══ Records to process

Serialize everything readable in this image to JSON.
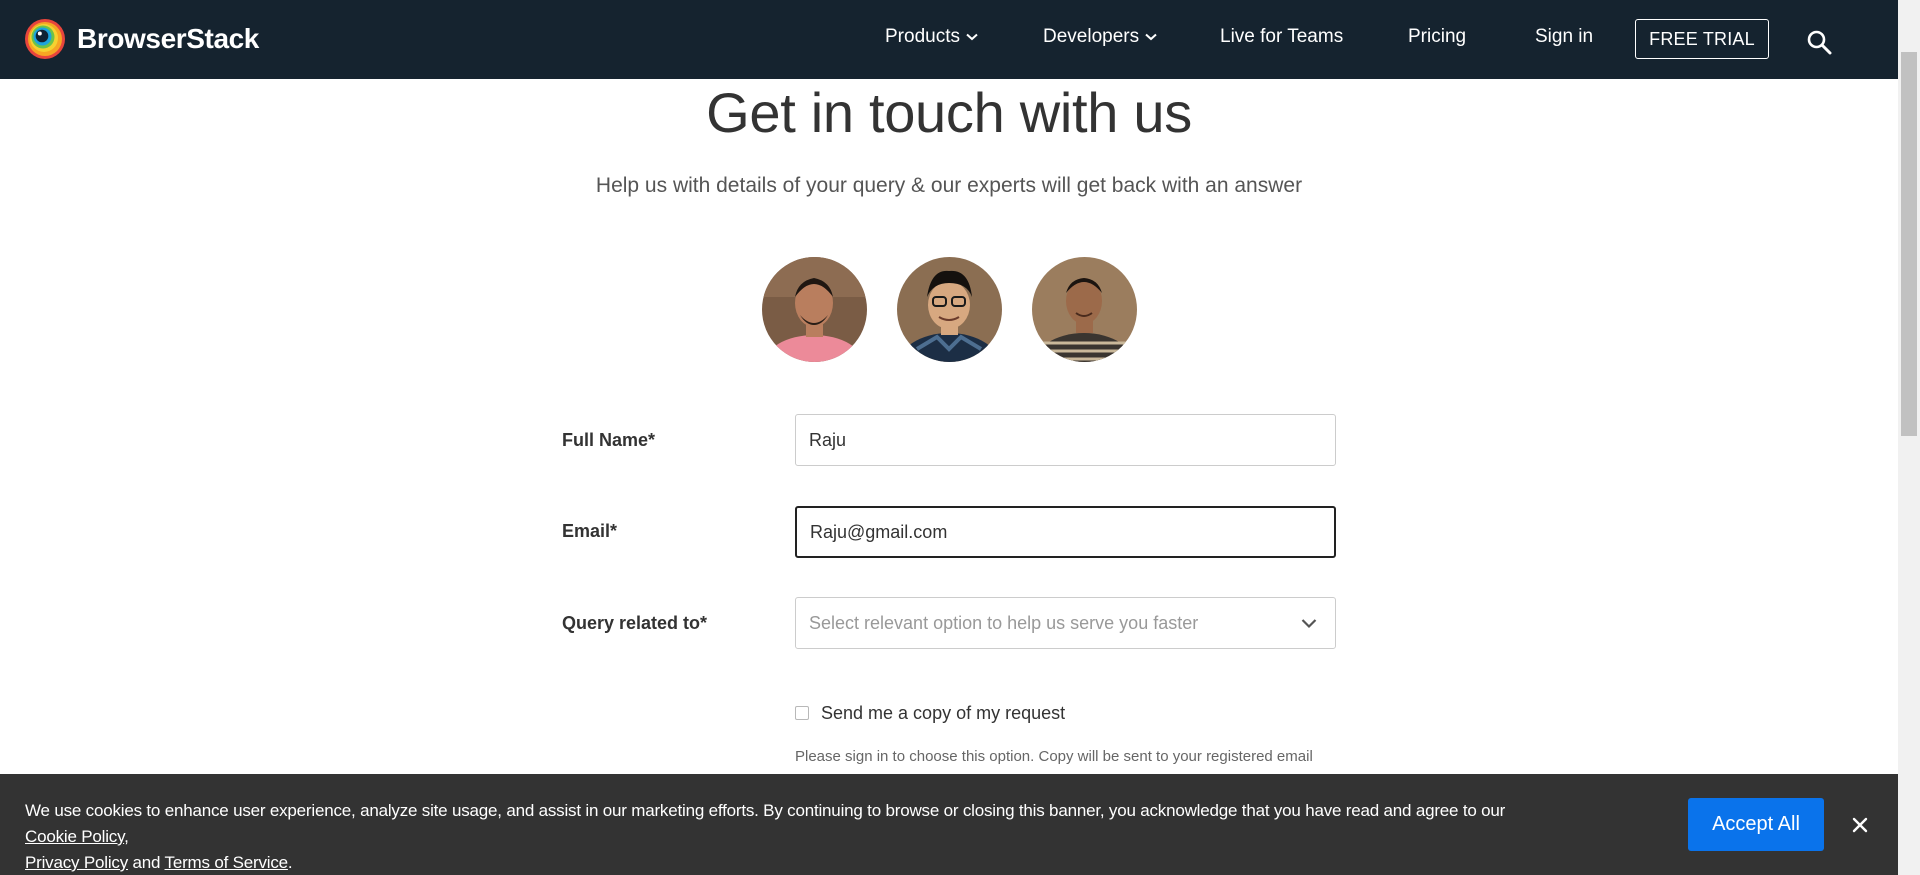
{
  "header": {
    "brand_name": "BrowserStack",
    "nav": {
      "products": "Products",
      "developers": "Developers",
      "live_for_teams": "Live for Teams",
      "pricing": "Pricing",
      "sign_in": "Sign in"
    },
    "free_trial": "FREE TRIAL",
    "icons": [
      "browserstack-logo-icon",
      "chevron-down-icon",
      "search-icon"
    ],
    "colors": {
      "nav_bg": "#15232f",
      "text": "#ffffff"
    }
  },
  "main": {
    "title": "Get in touch with us",
    "subtitle": "Help us with details of your query & our experts will get back with an answer",
    "form": {
      "full_name_label": "Full Name*",
      "full_name_value": "Raju",
      "email_label": "Email*",
      "email_value": "Raju@gmail.com",
      "query_label": "Query related to*",
      "query_placeholder": "Select relevant option to help us serve you faster",
      "copy_checkbox_label": "Send me a copy of my request",
      "copy_checkbox_checked": false,
      "copy_help_text": "Please sign in to choose this option. Copy will be sent to your registered email"
    }
  },
  "cookie_banner": {
    "text_before": "We use cookies to enhance user experience, analyze site usage, and assist in our marketing efforts. By continuing to browse or closing this banner, you acknowledge that you have read and agree to our ",
    "cookie_policy": "Cookie Policy",
    "comma": ",",
    "privacy_policy": "Privacy Policy",
    "and": " and ",
    "terms_of_service": "Terms of Service",
    "period": ".",
    "accept_all": "Accept All",
    "close_icon": "close-icon",
    "colors": {
      "bg": "#333333",
      "accept_bg": "#0a73eb"
    }
  }
}
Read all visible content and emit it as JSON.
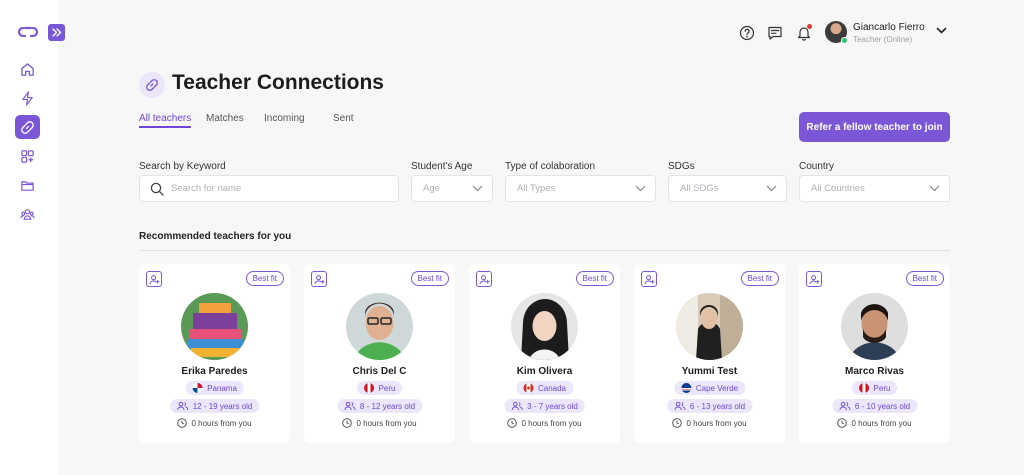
{
  "header": {
    "user_name": "Giancarlo Fierro",
    "user_status": "Teacher (Online)"
  },
  "page": {
    "title": "Teacher Connections",
    "tabs": [
      {
        "label": "All teachers",
        "active": true
      },
      {
        "label": "Matches",
        "active": false
      },
      {
        "label": "Incoming",
        "active": false
      },
      {
        "label": "Sent",
        "active": false
      }
    ],
    "refer_button": "Refer a fellow teacher to join"
  },
  "filters": {
    "keyword_label": "Search by Keyword",
    "keyword_placeholder": "Search for name",
    "age_label": "Student's Age",
    "age_value": "Age",
    "collab_label": "Type of colaboration",
    "collab_value": "All Types",
    "sdg_label": "SDGs",
    "sdg_value": "All SDGs",
    "country_label": "Country",
    "country_value": "All Countries"
  },
  "section": {
    "title": "Recommended teachers for you"
  },
  "cards": [
    {
      "name": "Erika Paredes",
      "country": "Panama",
      "ages": "12 - 19 years old",
      "hours": "0 hours from you",
      "badge": "Best fit"
    },
    {
      "name": "Chris Del C",
      "country": "Peru",
      "ages": "8 - 12 years old",
      "hours": "0 hours from you",
      "badge": "Best fit"
    },
    {
      "name": "Kim Olivera",
      "country": "Canada",
      "ages": "3 - 7 years old",
      "hours": "0 hours from you",
      "badge": "Best fit"
    },
    {
      "name": "Yummi Test",
      "country": "Cape Verde",
      "ages": "6 - 13 years old",
      "hours": "0 hours from you",
      "badge": "Best fit"
    },
    {
      "name": "Marco Rivas",
      "country": "Peru",
      "ages": "6 - 10 years old",
      "hours": "0 hours from you",
      "badge": "Best fit"
    }
  ],
  "colors": {
    "accent": "#7b57d8",
    "accent_soft": "#ece6fb",
    "online": "#27c26c",
    "notification": "#e53935"
  },
  "icons": {
    "nav": [
      "home-icon",
      "lightning-icon",
      "link-icon",
      "apps-add-icon",
      "folder-icon",
      "users-icon"
    ],
    "header": [
      "help-icon",
      "chat-icon",
      "bell-icon"
    ]
  }
}
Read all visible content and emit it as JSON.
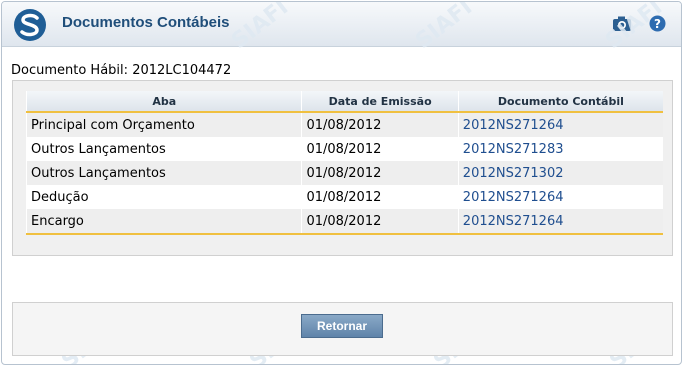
{
  "window": {
    "title": "Documentos Contábeis",
    "watermark_text": "SIAFI"
  },
  "header_icons": [
    "siafi-logo-icon",
    "camera-icon",
    "help-icon"
  ],
  "colors": {
    "title": "#1f4e7a",
    "link": "#1f4e8f",
    "accent_border": "#f0c040",
    "button": "#6f92b6"
  },
  "document": {
    "label": "Documento Hábil:",
    "value": "2012LC104472"
  },
  "table": {
    "headers": [
      "Aba",
      "Data de Emissão",
      "Documento Contábil"
    ],
    "rows": [
      {
        "aba": "Principal com Orçamento",
        "data": "01/08/2012",
        "doc": "2012NS271264"
      },
      {
        "aba": "Outros Lançamentos",
        "data": "01/08/2012",
        "doc": "2012NS271283"
      },
      {
        "aba": "Outros Lançamentos",
        "data": "01/08/2012",
        "doc": "2012NS271302"
      },
      {
        "aba": "Dedução",
        "data": "01/08/2012",
        "doc": "2012NS271264"
      },
      {
        "aba": "Encargo",
        "data": "01/08/2012",
        "doc": "2012NS271264"
      }
    ]
  },
  "footer": {
    "return_label": "Retornar"
  }
}
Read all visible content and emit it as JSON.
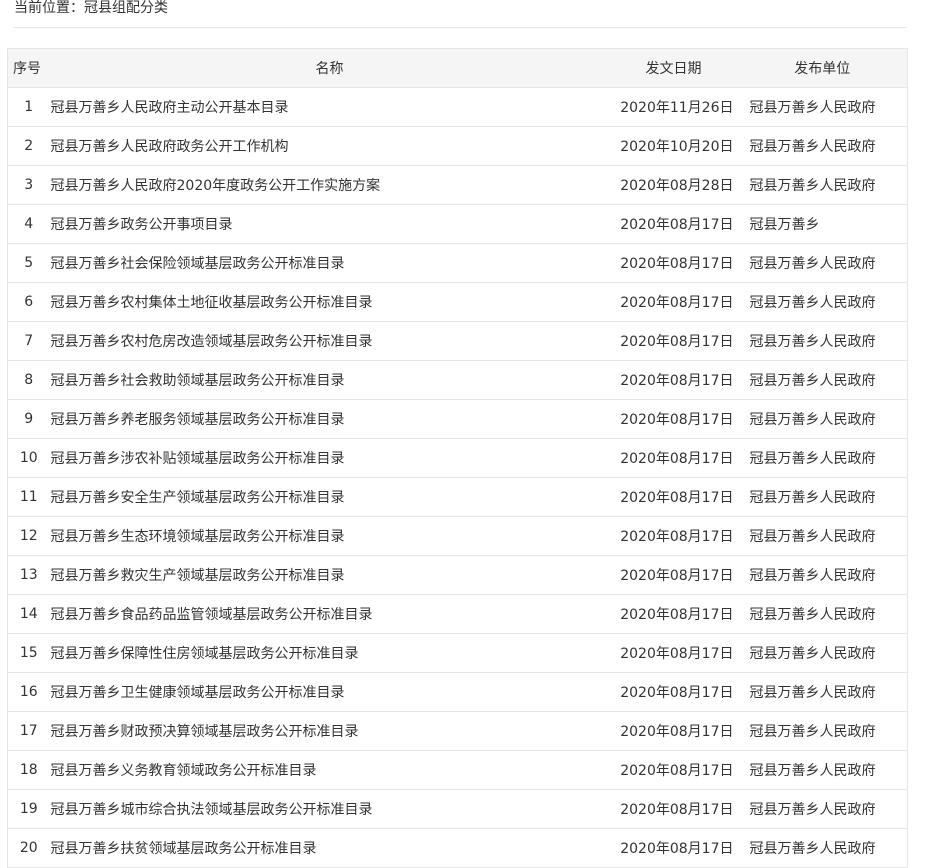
{
  "breadcrumb": {
    "label": "当前位置：冠县组配分类"
  },
  "table": {
    "headers": {
      "index": "序号",
      "title": "名称",
      "date": "发文日期",
      "unit": "发布单位"
    },
    "rows": [
      {
        "index": "1",
        "title": "冠县万善乡人民政府主动公开基本目录",
        "date": "2020年11月26日",
        "unit": "冠县万善乡人民政府"
      },
      {
        "index": "2",
        "title": "冠县万善乡人民政府政务公开工作机构",
        "date": "2020年10月20日",
        "unit": "冠县万善乡人民政府"
      },
      {
        "index": "3",
        "title": "冠县万善乡人民政府2020年度政务公开工作实施方案",
        "date": "2020年08月28日",
        "unit": "冠县万善乡人民政府"
      },
      {
        "index": "4",
        "title": "冠县万善乡政务公开事项目录",
        "date": "2020年08月17日",
        "unit": "冠县万善乡"
      },
      {
        "index": "5",
        "title": "冠县万善乡社会保险领域基层政务公开标准目录",
        "date": "2020年08月17日",
        "unit": "冠县万善乡人民政府"
      },
      {
        "index": "6",
        "title": "冠县万善乡农村集体土地征收基层政务公开标准目录",
        "date": "2020年08月17日",
        "unit": "冠县万善乡人民政府"
      },
      {
        "index": "7",
        "title": "冠县万善乡农村危房改造领域基层政务公开标准目录",
        "date": "2020年08月17日",
        "unit": "冠县万善乡人民政府"
      },
      {
        "index": "8",
        "title": "冠县万善乡社会救助领域基层政务公开标准目录",
        "date": "2020年08月17日",
        "unit": "冠县万善乡人民政府"
      },
      {
        "index": "9",
        "title": "冠县万善乡养老服务领域基层政务公开标准目录",
        "date": "2020年08月17日",
        "unit": "冠县万善乡人民政府"
      },
      {
        "index": "10",
        "title": "冠县万善乡涉农补贴领域基层政务公开标准目录",
        "date": "2020年08月17日",
        "unit": "冠县万善乡人民政府"
      },
      {
        "index": "11",
        "title": "冠县万善乡安全生产领域基层政务公开标准目录",
        "date": "2020年08月17日",
        "unit": "冠县万善乡人民政府"
      },
      {
        "index": "12",
        "title": "冠县万善乡生态环境领域基层政务公开标准目录",
        "date": "2020年08月17日",
        "unit": "冠县万善乡人民政府"
      },
      {
        "index": "13",
        "title": "冠县万善乡救灾生产领域基层政务公开标准目录",
        "date": "2020年08月17日",
        "unit": "冠县万善乡人民政府"
      },
      {
        "index": "14",
        "title": "冠县万善乡食品药品监管领域基层政务公开标准目录",
        "date": "2020年08月17日",
        "unit": "冠县万善乡人民政府"
      },
      {
        "index": "15",
        "title": "冠县万善乡保障性住房领域基层政务公开标准目录",
        "date": "2020年08月17日",
        "unit": "冠县万善乡人民政府"
      },
      {
        "index": "16",
        "title": "冠县万善乡卫生健康领域基层政务公开标准目录",
        "date": "2020年08月17日",
        "unit": "冠县万善乡人民政府"
      },
      {
        "index": "17",
        "title": "冠县万善乡财政预决算领域基层政务公开标准目录",
        "date": "2020年08月17日",
        "unit": "冠县万善乡人民政府"
      },
      {
        "index": "18",
        "title": "冠县万善乡义务教育领域政务公开标准目录",
        "date": "2020年08月17日",
        "unit": "冠县万善乡人民政府"
      },
      {
        "index": "19",
        "title": "冠县万善乡城市综合执法领域基层政务公开标准目录",
        "date": "2020年08月17日",
        "unit": "冠县万善乡人民政府"
      },
      {
        "index": "20",
        "title": "冠县万善乡扶贫领域基层政务公开标准目录",
        "date": "2020年08月17日",
        "unit": "冠县万善乡人民政府"
      }
    ]
  },
  "colors": {
    "text": "#333333",
    "header_bg": "#f5f5f5",
    "border": "#e6e6e6"
  }
}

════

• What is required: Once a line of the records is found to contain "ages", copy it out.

• Response for this exercise:
      "ages": "12 - 19 years old",
      "ages": "8 - 12 years old",
      "ages": "3 - 7 years old",
      "ages": "6 - 13 years old",
      "ages": "6 - 10 years old",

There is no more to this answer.